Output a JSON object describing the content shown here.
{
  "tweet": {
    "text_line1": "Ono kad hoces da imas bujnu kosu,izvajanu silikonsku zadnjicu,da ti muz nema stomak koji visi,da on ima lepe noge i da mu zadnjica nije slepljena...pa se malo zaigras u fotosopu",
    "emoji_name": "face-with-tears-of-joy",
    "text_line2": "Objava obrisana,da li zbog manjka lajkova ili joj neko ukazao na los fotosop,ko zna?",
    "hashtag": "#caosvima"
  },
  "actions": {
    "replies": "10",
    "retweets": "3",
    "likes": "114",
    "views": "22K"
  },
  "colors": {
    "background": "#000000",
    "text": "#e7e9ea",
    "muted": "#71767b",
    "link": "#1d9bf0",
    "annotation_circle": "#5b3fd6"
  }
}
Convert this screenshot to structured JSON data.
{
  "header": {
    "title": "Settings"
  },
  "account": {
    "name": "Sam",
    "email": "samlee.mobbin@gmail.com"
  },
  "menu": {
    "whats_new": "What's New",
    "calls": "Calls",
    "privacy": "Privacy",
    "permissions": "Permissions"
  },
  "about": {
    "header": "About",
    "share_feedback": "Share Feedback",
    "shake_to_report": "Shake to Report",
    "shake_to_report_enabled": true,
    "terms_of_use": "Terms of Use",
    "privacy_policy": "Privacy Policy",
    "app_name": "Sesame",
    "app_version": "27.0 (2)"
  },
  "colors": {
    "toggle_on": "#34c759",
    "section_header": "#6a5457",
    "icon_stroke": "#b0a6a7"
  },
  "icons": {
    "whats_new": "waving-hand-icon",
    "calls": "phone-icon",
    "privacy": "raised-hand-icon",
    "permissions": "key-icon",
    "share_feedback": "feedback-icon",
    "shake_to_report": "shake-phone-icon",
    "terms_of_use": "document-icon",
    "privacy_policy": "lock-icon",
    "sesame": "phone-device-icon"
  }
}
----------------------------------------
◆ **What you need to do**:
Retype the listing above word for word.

◆ **Written solution**:
Output a JSON object describing the content shown here.
{
  "tweet": {
    "text_line1": "Ono kad hoces da imas bujnu kosu,izvajanu silikonsku zadnjicu,da ti muz nema stomak koji visi,da on ima lepe noge i da mu zadnjica nije slepljena...pa se malo zaigras u fotosopu",
    "emoji_name": "face-with-tears-of-joy",
    "text_line2": "Objava obrisana,da li zbog manjka lajkova ili joj neko ukazao na los fotosop,ko zna?",
    "hashtag": "#caosvima"
  },
  "actions": {
    "replies": "10",
    "retweets": "3",
    "likes": "114",
    "views": "22K"
  },
  "colors": {
    "background": "#000000",
    "text": "#e7e9ea",
    "muted": "#71767b",
    "link": "#1d9bf0",
    "annotation_circle": "#5b3fd6"
  }
}
Convert this screenshot to structured JSON data.
{
  "header": {
    "title": "Settings"
  },
  "account": {
    "name": "Sam",
    "email": "samlee.mobbin@gmail.com"
  },
  "menu": {
    "whats_new": "What's New",
    "calls": "Calls",
    "privacy": "Privacy",
    "permissions": "Permissions"
  },
  "about": {
    "header": "About",
    "share_feedback": "Share Feedback",
    "shake_to_report": "Shake to Report",
    "shake_to_report_enabled": true,
    "terms_of_use": "Terms of Use",
    "privacy_policy": "Privacy Policy",
    "app_name": "Sesame",
    "app_version": "27.0 (2)"
  },
  "colors": {
    "toggle_on": "#34c759",
    "section_header": "#6a5457",
    "icon_stroke": "#b0a6a7"
  },
  "icons": {
    "whats_new": "waving-hand-icon",
    "calls": "phone-icon",
    "privacy": "raised-hand-icon",
    "permissions": "key-icon",
    "share_feedback": "feedback-icon",
    "shake_to_report": "shake-phone-icon",
    "terms_of_use": "document-icon",
    "privacy_policy": "lock-icon",
    "sesame": "phone-device-icon"
  }
}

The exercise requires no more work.